WORK TASK ▸ If a line in the data contains "accent", copy it out.

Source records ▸
○ ○ ○
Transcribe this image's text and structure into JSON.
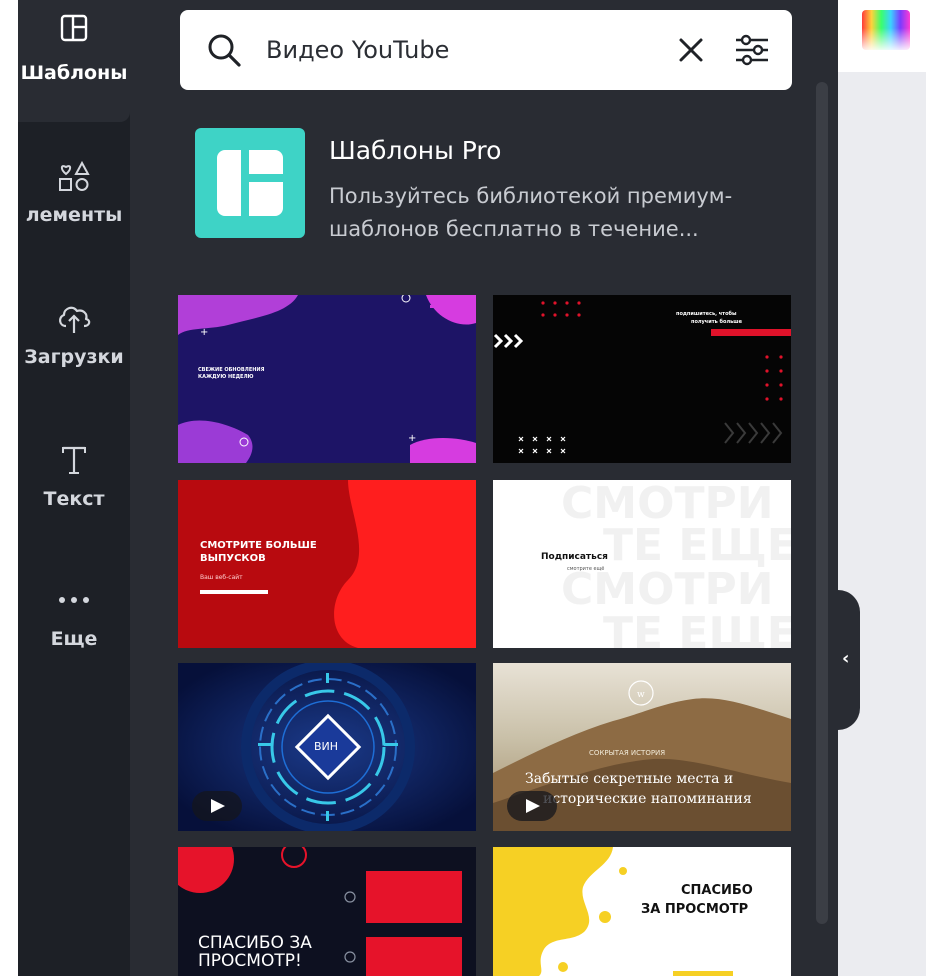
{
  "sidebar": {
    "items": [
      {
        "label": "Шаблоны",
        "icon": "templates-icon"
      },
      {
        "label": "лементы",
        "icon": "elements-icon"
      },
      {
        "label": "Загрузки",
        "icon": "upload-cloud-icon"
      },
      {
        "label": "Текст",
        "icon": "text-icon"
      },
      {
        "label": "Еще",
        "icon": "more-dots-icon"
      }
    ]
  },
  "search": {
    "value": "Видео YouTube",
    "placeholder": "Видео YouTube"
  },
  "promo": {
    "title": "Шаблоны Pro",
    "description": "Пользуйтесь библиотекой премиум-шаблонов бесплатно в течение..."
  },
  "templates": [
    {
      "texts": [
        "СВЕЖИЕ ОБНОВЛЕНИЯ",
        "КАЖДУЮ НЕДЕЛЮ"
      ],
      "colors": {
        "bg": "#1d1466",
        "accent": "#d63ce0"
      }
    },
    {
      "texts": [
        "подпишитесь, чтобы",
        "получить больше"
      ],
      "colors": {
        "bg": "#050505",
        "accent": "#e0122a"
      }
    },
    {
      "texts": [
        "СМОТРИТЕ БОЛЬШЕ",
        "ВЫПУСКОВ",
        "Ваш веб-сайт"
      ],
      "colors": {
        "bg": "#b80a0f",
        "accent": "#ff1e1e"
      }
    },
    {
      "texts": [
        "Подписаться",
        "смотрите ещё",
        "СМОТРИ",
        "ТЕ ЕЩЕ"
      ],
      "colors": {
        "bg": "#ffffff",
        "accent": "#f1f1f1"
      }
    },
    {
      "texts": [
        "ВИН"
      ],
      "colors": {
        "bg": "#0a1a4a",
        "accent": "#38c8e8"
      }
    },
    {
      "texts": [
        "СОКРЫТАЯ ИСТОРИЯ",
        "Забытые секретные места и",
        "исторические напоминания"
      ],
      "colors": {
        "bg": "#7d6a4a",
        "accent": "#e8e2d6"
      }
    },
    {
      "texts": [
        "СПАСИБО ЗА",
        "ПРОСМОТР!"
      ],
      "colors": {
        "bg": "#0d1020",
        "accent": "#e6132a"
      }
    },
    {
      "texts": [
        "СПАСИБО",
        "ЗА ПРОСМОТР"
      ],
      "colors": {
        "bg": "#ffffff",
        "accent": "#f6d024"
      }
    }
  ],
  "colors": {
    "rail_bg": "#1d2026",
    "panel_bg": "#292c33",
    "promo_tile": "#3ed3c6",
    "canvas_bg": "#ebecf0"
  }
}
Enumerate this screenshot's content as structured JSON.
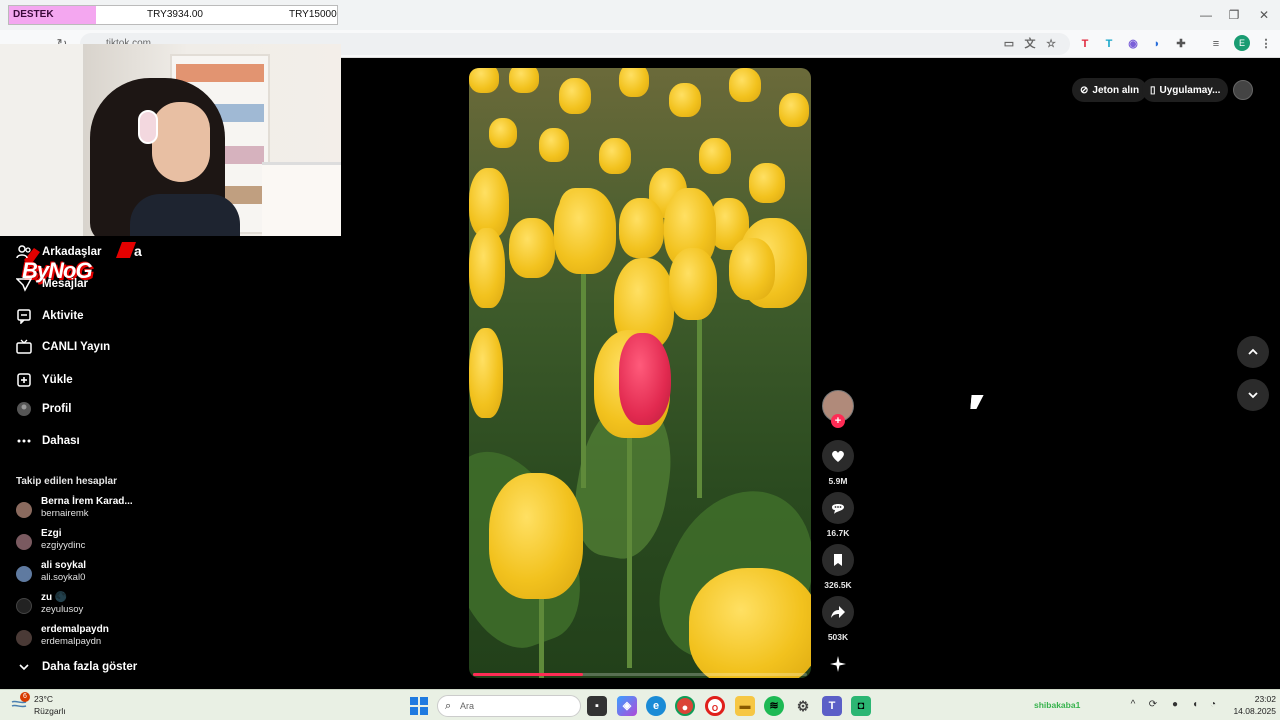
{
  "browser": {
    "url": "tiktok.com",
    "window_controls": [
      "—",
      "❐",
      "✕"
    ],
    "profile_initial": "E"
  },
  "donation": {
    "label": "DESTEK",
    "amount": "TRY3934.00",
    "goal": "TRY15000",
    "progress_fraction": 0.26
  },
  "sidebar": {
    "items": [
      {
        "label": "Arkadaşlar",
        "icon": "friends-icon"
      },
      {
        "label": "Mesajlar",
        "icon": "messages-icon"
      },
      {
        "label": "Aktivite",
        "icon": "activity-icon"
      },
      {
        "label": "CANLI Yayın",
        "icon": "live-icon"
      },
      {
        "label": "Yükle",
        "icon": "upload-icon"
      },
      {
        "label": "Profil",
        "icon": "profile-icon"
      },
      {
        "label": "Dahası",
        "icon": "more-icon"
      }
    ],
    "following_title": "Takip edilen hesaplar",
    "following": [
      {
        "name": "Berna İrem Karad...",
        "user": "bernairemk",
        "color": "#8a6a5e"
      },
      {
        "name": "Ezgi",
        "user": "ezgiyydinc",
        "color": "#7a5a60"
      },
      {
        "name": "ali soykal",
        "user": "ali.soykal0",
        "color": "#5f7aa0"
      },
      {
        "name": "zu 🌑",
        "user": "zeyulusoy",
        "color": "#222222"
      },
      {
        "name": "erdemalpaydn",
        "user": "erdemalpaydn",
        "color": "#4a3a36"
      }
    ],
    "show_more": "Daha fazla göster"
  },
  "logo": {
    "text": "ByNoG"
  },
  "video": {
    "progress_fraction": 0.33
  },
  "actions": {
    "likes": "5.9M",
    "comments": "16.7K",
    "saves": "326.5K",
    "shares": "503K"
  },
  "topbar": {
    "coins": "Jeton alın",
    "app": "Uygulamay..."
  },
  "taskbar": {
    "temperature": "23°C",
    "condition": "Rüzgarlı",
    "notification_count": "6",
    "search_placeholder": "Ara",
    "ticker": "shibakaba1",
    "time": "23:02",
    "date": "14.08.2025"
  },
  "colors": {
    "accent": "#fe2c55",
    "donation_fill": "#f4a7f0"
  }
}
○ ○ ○
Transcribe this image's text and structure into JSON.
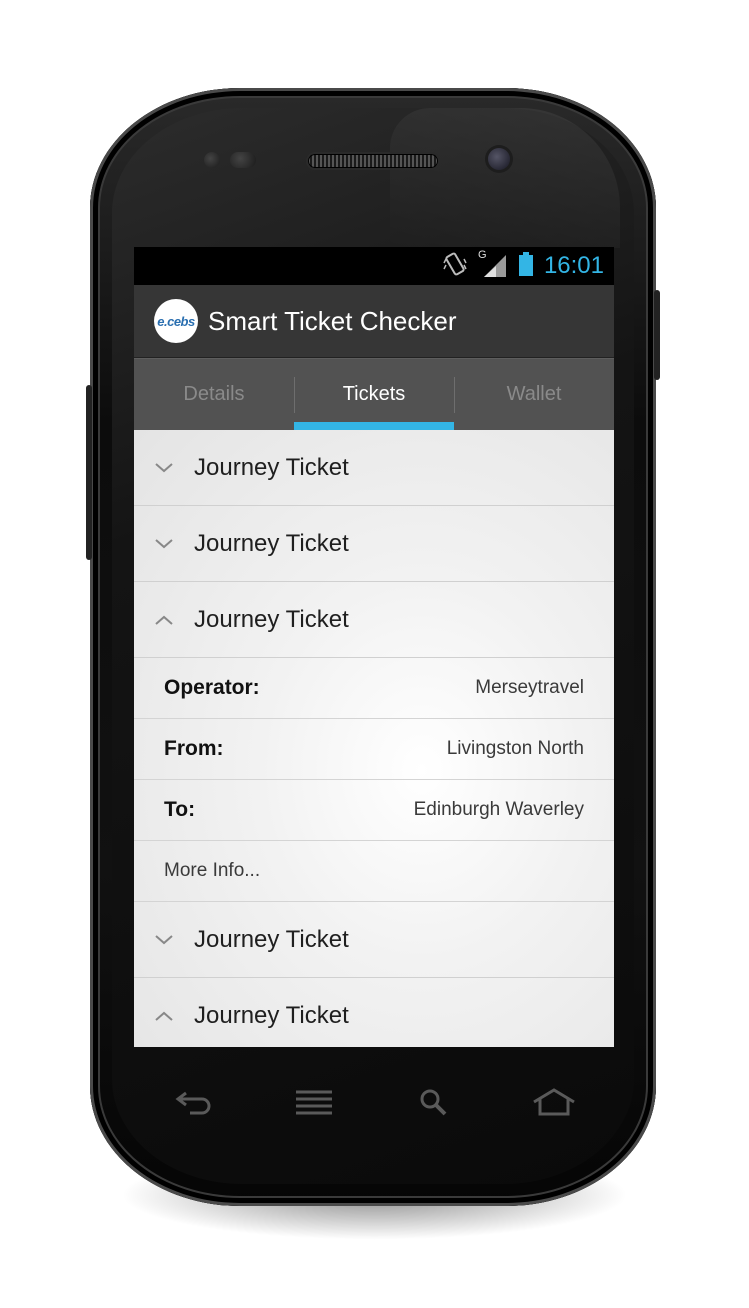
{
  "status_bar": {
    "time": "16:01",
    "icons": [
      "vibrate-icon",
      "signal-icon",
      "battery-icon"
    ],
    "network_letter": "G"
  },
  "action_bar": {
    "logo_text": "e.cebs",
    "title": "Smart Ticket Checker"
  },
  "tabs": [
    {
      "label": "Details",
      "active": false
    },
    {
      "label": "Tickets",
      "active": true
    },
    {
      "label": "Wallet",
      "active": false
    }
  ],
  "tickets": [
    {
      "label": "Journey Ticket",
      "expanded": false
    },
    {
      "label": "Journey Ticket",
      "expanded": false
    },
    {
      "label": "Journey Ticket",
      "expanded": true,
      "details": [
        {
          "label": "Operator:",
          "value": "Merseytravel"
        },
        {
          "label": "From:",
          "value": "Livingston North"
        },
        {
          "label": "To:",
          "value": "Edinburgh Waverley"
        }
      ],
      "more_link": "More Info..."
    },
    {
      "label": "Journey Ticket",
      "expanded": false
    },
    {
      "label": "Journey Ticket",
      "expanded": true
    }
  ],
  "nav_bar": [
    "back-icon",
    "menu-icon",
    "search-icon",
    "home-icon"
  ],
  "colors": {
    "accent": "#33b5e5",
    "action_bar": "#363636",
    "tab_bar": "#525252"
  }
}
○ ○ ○
EXERCISE RESPONSE ▸
        "accent": "#d63ce0"
        "accent": "#e0122a"
        "accent": "#ff1e1e"
        "accent": "#f1f1f1"
        "accent": "#38c8e8"
        "accent": "#e8e2d6"
        "accent": "#e6132a"
        "accent": "#f6d024"
    "accent": "#fe2c55",
    "accent": "#33b5e5",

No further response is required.